Open Access Capsule-Based Microwave Digestion

(PDF 1,499.1 kb)
Download Article:


Samples can be found in solid, liquid, or gaseous form. While one might argue that solids are the most ubiquitous type of sample analyzed, it would be difficult to defend the convenience of handling liquids. Indeed, most of our analytical instrumentation, from the electro-chemical through chromatographic to the spectroscopic, requires samples in liquid form. After a decade of effort in our laboratory developing solid-sample introduction methods for inductively coupled plasma emission and mass spectrometry, we have come to appreciate the convenience of liquid samples. As we approached parts per billion detection limits in solid samples using electro-thermal vaporization, we encountered inhomogeneity problems in our solid samples and standards. When tackling difficult "real" solid-sample types, we were forced to use methodologies such as standard additions and internal standardization, which are exceedingly cumbersome with solid samples. Indeed, it was our experience with solid-sample analyses that led us to search for better ways to convert solid samples into a liquid format.

Document Type: Research Article


Affiliations: Department of Chemistry, McGill University, 801 Sherbrooke Street West, Montreal, Quebec H3A 2K6, Canada

Publication date: April 1, 1995

More about this publication?
Related content



Share Content

Access Key

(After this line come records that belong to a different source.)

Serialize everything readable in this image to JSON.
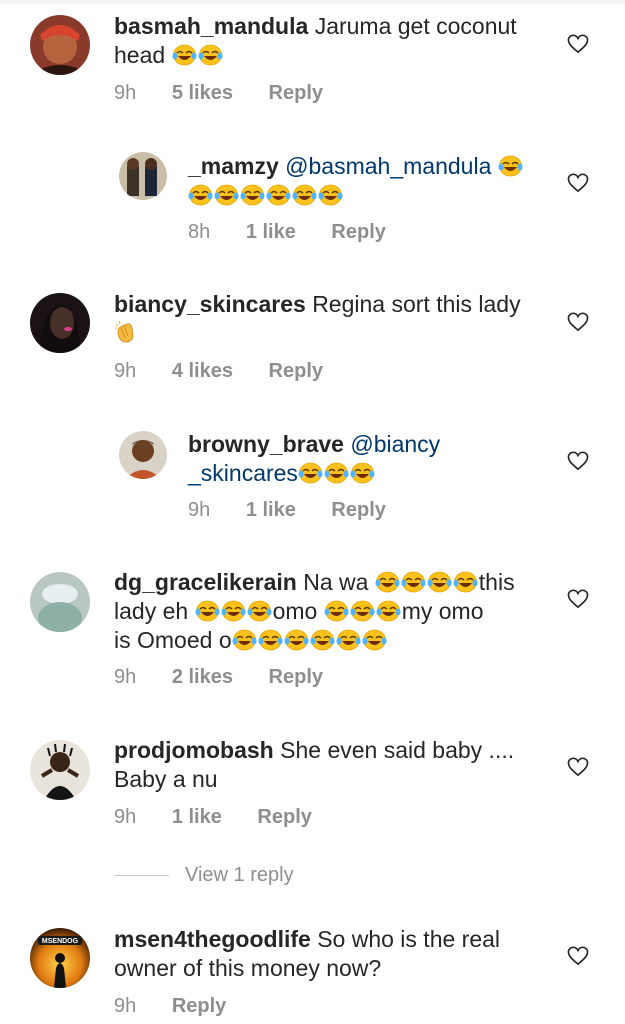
{
  "comments": [
    {
      "username": "basmah_mandula",
      "text_line1": "Jaruma get coconut",
      "text_line2": "head",
      "time": "9h",
      "likes": "5 likes",
      "reply": "Reply"
    },
    {
      "username": "_mamzy",
      "mention": "@basmah_mandula",
      "time": "8h",
      "likes": "1 like",
      "reply": "Reply"
    },
    {
      "username": "biancy_skincares",
      "text_line1": "Regina sort this lady",
      "time": "9h",
      "likes": "4 likes",
      "reply": "Reply"
    },
    {
      "username": "browny_brave",
      "mention_line1": "@biancy",
      "mention_line2": "_skincares",
      "time": "9h",
      "likes": "1 like",
      "reply": "Reply"
    },
    {
      "username": "dg_gracelikerain",
      "t1": "Na wa",
      "t2": "this",
      "t3": "lady eh",
      "t4": "omo",
      "t5": "my omo",
      "t6": "is Omoed o",
      "time": "9h",
      "likes": "2 likes",
      "reply": "Reply"
    },
    {
      "username": "prodjomobash",
      "text_line1": "She even said baby ....",
      "text_line2": "Baby a nu",
      "time": "9h",
      "likes": "1 like",
      "reply": "Reply",
      "view_replies": "View 1 reply"
    },
    {
      "username": "msen4thegoodlife",
      "text_line1": "So who is the real",
      "text_line2": "owner of this money now?",
      "avatar_label": "MSENDOG",
      "time": "9h",
      "reply": "Reply"
    }
  ],
  "icons": {
    "like": "heart-outline-icon",
    "emoji_laugh": "face-with-tears-of-joy-icon",
    "emoji_clap": "clapping-hands-icon"
  },
  "colors": {
    "username": "#262626",
    "mention": "#00376b",
    "meta": "#8e8e8e"
  }
}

Free Content
Free content
New Content
New content
Open Access Content
Open access content
Subscribed Content
Subscribed content
Free Trial Content
Free trial content
Cookie Policy
Cookie Policy
ingentaconnect website makes use of cookies so as to keep track of data that you have filled in. I am Happy with this Find out more